ACTIVITY |
This exercise calls for the records to be repeated in full, exactly as written.

[DATA FOR THIS TASK]

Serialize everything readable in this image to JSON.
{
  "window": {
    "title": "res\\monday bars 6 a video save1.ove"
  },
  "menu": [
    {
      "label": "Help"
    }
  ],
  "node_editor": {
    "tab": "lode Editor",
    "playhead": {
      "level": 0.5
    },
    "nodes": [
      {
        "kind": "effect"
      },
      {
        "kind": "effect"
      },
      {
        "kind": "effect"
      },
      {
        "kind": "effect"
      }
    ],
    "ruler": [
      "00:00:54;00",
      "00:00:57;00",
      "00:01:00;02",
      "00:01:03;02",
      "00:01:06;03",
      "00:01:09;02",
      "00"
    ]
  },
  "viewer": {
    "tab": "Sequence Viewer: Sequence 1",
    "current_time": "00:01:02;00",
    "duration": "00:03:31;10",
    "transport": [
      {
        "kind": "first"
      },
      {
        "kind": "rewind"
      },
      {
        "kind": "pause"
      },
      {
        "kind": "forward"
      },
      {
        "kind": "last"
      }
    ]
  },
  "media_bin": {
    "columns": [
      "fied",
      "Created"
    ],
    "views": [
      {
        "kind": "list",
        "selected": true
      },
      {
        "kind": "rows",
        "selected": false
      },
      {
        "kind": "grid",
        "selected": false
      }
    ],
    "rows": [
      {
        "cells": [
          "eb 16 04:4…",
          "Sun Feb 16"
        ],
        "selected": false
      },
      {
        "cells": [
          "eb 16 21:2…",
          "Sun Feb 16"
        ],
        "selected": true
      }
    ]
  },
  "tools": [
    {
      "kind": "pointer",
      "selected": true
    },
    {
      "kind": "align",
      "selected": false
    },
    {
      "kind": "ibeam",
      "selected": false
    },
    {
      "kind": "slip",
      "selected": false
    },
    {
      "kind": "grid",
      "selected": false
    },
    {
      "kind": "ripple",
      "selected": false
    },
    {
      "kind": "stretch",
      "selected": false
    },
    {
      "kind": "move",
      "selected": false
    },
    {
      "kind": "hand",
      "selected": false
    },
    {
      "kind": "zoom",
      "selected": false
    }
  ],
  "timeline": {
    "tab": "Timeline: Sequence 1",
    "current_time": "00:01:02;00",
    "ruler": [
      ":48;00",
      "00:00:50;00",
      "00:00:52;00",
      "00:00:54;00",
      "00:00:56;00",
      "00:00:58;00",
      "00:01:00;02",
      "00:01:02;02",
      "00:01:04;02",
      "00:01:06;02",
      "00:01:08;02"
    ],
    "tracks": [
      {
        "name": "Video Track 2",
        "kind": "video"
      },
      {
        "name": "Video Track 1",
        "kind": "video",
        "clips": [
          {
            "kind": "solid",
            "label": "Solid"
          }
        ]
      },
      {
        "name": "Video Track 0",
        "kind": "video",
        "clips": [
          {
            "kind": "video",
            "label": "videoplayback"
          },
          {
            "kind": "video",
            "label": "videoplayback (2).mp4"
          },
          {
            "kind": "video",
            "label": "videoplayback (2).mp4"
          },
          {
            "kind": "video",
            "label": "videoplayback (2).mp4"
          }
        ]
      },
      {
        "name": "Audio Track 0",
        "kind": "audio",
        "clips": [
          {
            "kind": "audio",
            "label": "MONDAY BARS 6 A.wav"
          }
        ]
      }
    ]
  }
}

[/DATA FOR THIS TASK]

SOLUTION TO THIS PROBLEM |
Serialize everything readable in this image to JSON.
{
  "window": {
    "title": "res\\monday bars 6 a video save1.ove"
  },
  "menu": [
    {
      "label": "Help"
    }
  ],
  "node_editor": {
    "tab": "lode Editor",
    "playhead": {
      "level": 0.5
    },
    "nodes": [
      {
        "kind": "effect"
      },
      {
        "kind": "effect"
      },
      {
        "kind": "effect"
      },
      {
        "kind": "effect"
      }
    ],
    "ruler": [
      "00:00:54;00",
      "00:00:57;00",
      "00:01:00;02",
      "00:01:03;02",
      "00:01:06;03",
      "00:01:09;02",
      "00"
    ]
  },
  "viewer": {
    "tab": "Sequence Viewer: Sequence 1",
    "current_time": "00:01:02;00",
    "duration": "00:03:31;10",
    "transport": [
      {
        "kind": "first"
      },
      {
        "kind": "rewind"
      },
      {
        "kind": "pause"
      },
      {
        "kind": "forward"
      },
      {
        "kind": "last"
      }
    ]
  },
  "media_bin": {
    "columns": [
      "fied",
      "Created"
    ],
    "views": [
      {
        "kind": "list",
        "selected": true
      },
      {
        "kind": "rows",
        "selected": false
      },
      {
        "kind": "grid",
        "selected": false
      }
    ],
    "rows": [
      {
        "cells": [
          "eb 16 04:4…",
          "Sun Feb 16"
        ],
        "selected": false
      },
      {
        "cells": [
          "eb 16 21:2…",
          "Sun Feb 16"
        ],
        "selected": true
      }
    ]
  },
  "tools": [
    {
      "kind": "pointer",
      "selected": true
    },
    {
      "kind": "align",
      "selected": false
    },
    {
      "kind": "ibeam",
      "selected": false
    },
    {
      "kind": "slip",
      "selected": false
    },
    {
      "kind": "grid",
      "selected": false
    },
    {
      "kind": "ripple",
      "selected": false
    },
    {
      "kind": "stretch",
      "selected": false
    },
    {
      "kind": "move",
      "selected": false
    },
    {
      "kind": "hand",
      "selected": false
    },
    {
      "kind": "zoom",
      "selected": false
    }
  ],
  "timeline": {
    "tab": "Timeline: Sequence 1",
    "current_time": "00:01:02;00",
    "ruler": [
      ":48;00",
      "00:00:50;00",
      "00:00:52;00",
      "00:00:54;00",
      "00:00:56;00",
      "00:00:58;00",
      "00:01:00;02",
      "00:01:02;02",
      "00:01:04;02",
      "00:01:06;02",
      "00:01:08;02"
    ],
    "tracks": [
      {
        "name": "Video Track 2",
        "kind": "video"
      },
      {
        "name": "Video Track 1",
        "kind": "video",
        "clips": [
          {
            "kind": "solid",
            "label": "Solid"
          }
        ]
      },
      {
        "name": "Video Track 0",
        "kind": "video",
        "clips": [
          {
            "kind": "video",
            "label": "videoplayback"
          },
          {
            "kind": "video",
            "label": "videoplayback (2).mp4"
          },
          {
            "kind": "video",
            "label": "videoplayback (2).mp4"
          },
          {
            "kind": "video",
            "label": "videoplayback (2).mp4"
          }
        ]
      },
      {
        "name": "Audio Track 0",
        "kind": "audio",
        "clips": [
          {
            "kind": "audio",
            "label": "MONDAY BARS 6 A.wav"
          }
        ]
      }
    ]
  }
}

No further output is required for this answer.